• Task to carry out
From the first entry to the last, copy the material exactly as it stands.

• Materials provided
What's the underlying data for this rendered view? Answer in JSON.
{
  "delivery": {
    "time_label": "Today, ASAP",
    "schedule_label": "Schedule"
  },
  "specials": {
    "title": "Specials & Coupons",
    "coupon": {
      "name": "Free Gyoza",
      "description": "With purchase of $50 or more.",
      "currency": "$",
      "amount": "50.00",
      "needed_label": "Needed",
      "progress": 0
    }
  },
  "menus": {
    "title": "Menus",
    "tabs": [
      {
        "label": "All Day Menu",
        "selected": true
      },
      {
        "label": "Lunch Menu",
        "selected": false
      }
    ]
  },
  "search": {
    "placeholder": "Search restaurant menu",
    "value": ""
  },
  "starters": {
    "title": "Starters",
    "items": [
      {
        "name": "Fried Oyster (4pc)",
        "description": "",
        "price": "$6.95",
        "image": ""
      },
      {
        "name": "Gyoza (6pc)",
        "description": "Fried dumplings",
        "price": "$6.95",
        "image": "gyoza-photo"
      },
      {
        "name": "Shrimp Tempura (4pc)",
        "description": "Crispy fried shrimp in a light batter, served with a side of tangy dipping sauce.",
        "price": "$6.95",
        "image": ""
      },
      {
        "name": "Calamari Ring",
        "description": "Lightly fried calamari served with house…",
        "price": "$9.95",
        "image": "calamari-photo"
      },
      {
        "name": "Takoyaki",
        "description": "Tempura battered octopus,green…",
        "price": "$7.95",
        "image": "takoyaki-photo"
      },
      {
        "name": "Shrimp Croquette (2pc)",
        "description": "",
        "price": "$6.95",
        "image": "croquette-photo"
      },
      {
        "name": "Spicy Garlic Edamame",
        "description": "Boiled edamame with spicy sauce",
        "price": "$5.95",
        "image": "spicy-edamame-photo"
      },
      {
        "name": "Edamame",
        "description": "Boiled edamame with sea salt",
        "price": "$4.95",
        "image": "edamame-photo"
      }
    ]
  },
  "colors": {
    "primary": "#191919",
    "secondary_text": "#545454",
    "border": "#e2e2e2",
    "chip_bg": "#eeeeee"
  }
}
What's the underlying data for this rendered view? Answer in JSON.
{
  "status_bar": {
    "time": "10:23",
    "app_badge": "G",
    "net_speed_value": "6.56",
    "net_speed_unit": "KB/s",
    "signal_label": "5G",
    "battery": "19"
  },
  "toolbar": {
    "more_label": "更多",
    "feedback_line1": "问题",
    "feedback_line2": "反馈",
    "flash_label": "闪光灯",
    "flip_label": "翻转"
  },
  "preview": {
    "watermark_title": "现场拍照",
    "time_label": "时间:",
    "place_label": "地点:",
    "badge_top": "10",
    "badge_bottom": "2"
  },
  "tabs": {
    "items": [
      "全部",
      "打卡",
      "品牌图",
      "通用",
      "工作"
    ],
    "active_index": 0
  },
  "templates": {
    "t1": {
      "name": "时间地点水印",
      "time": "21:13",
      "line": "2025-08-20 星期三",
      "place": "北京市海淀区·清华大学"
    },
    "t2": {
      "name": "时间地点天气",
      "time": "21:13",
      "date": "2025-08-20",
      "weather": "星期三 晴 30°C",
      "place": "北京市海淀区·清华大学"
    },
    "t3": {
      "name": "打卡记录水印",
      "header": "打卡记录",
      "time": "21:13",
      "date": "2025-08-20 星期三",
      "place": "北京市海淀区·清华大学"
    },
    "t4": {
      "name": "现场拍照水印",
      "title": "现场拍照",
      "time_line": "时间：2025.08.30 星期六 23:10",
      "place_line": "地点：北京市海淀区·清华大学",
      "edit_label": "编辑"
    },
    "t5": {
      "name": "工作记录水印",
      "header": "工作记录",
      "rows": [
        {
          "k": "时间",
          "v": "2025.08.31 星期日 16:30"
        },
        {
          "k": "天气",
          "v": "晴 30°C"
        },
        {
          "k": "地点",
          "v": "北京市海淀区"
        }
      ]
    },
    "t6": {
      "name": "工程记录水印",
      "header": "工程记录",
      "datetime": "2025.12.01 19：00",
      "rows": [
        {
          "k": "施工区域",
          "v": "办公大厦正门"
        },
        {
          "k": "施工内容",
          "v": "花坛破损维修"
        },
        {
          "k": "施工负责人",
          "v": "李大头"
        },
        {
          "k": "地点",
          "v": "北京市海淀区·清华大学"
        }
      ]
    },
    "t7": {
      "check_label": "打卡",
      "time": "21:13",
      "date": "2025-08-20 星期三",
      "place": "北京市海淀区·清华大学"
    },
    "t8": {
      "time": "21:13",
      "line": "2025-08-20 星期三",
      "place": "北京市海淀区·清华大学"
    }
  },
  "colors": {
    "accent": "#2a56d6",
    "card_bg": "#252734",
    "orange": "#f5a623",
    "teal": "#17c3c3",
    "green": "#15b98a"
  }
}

• Exercise solution
What's the underlying data for this rendered view? Answer in JSON.
{
  "delivery": {
    "time_label": "Today, ASAP",
    "schedule_label": "Schedule"
  },
  "specials": {
    "title": "Specials & Coupons",
    "coupon": {
      "name": "Free Gyoza",
      "description": "With purchase of $50 or more.",
      "currency": "$",
      "amount": "50.00",
      "needed_label": "Needed",
      "progress": 0
    }
  },
  "menus": {
    "title": "Menus",
    "tabs": [
      {
        "label": "All Day Menu",
        "selected": true
      },
      {
        "label": "Lunch Menu",
        "selected": false
      }
    ]
  },
  "search": {
    "placeholder": "Search restaurant menu",
    "value": ""
  },
  "starters": {
    "title": "Starters",
    "items": [
      {
        "name": "Fried Oyster (4pc)",
        "description": "",
        "price": "$6.95",
        "image": ""
      },
      {
        "name": "Gyoza (6pc)",
        "description": "Fried dumplings",
        "price": "$6.95",
        "image": "gyoza-photo"
      },
      {
        "name": "Shrimp Tempura (4pc)",
        "description": "Crispy fried shrimp in a light batter, served with a side of tangy dipping sauce.",
        "price": "$6.95",
        "image": ""
      },
      {
        "name": "Calamari Ring",
        "description": "Lightly fried calamari served with house…",
        "price": "$9.95",
        "image": "calamari-photo"
      },
      {
        "name": "Takoyaki",
        "description": "Tempura battered octopus,green…",
        "price": "$7.95",
        "image": "takoyaki-photo"
      },
      {
        "name": "Shrimp Croquette (2pc)",
        "description": "",
        "price": "$6.95",
        "image": "croquette-photo"
      },
      {
        "name": "Spicy Garlic Edamame",
        "description": "Boiled edamame with spicy sauce",
        "price": "$5.95",
        "image": "spicy-edamame-photo"
      },
      {
        "name": "Edamame",
        "description": "Boiled edamame with sea salt",
        "price": "$4.95",
        "image": "edamame-photo"
      }
    ]
  },
  "colors": {
    "primary": "#191919",
    "secondary_text": "#545454",
    "border": "#e2e2e2",
    "chip_bg": "#eeeeee"
  }
}
What's the underlying data for this rendered view? Answer in JSON.
{
  "status_bar": {
    "time": "10:23",
    "app_badge": "G",
    "net_speed_value": "6.56",
    "net_speed_unit": "KB/s",
    "signal_label": "5G",
    "battery": "19"
  },
  "toolbar": {
    "more_label": "更多",
    "feedback_line1": "问题",
    "feedback_line2": "反馈",
    "flash_label": "闪光灯",
    "flip_label": "翻转"
  },
  "preview": {
    "watermark_title": "现场拍照",
    "time_label": "时间:",
    "place_label": "地点:",
    "badge_top": "10",
    "badge_bottom": "2"
  },
  "tabs": {
    "items": [
      "全部",
      "打卡",
      "品牌图",
      "通用",
      "工作"
    ],
    "active_index": 0
  },
  "templates": {
    "t1": {
      "name": "时间地点水印",
      "time": "21:13",
      "line": "2025-08-20 星期三",
      "place": "北京市海淀区·清华大学"
    },
    "t2": {
      "name": "时间地点天气",
      "time": "21:13",
      "date": "2025-08-20",
      "weather": "星期三 晴 30°C",
      "place": "北京市海淀区·清华大学"
    },
    "t3": {
      "name": "打卡记录水印",
      "header": "打卡记录",
      "time": "21:13",
      "date": "2025-08-20 星期三",
      "place": "北京市海淀区·清华大学"
    },
    "t4": {
      "name": "现场拍照水印",
      "title": "现场拍照",
      "time_line": "时间：2025.08.30 星期六 23:10",
      "place_line": "地点：北京市海淀区·清华大学",
      "edit_label": "编辑"
    },
    "t5": {
      "name": "工作记录水印",
      "header": "工作记录",
      "rows": [
        {
          "k": "时间",
          "v": "2025.08.31 星期日 16:30"
        },
        {
          "k": "天气",
          "v": "晴 30°C"
        },
        {
          "k": "地点",
          "v": "北京市海淀区"
        }
      ]
    },
    "t6": {
      "name": "工程记录水印",
      "header": "工程记录",
      "datetime": "2025.12.01 19：00",
      "rows": [
        {
          "k": "施工区域",
          "v": "办公大厦正门"
        },
        {
          "k": "施工内容",
          "v": "花坛破损维修"
        },
        {
          "k": "施工负责人",
          "v": "李大头"
        },
        {
          "k": "地点",
          "v": "北京市海淀区·清华大学"
        }
      ]
    },
    "t7": {
      "check_label": "打卡",
      "time": "21:13",
      "date": "2025-08-20 星期三",
      "place": "北京市海淀区·清华大学"
    },
    "t8": {
      "time": "21:13",
      "line": "2025-08-20 星期三",
      "place": "北京市海淀区·清华大学"
    }
  },
  "colors": {
    "accent": "#2a56d6",
    "card_bg": "#252734",
    "orange": "#f5a623",
    "teal": "#17c3c3",
    "green": "#15b98a"
  }
}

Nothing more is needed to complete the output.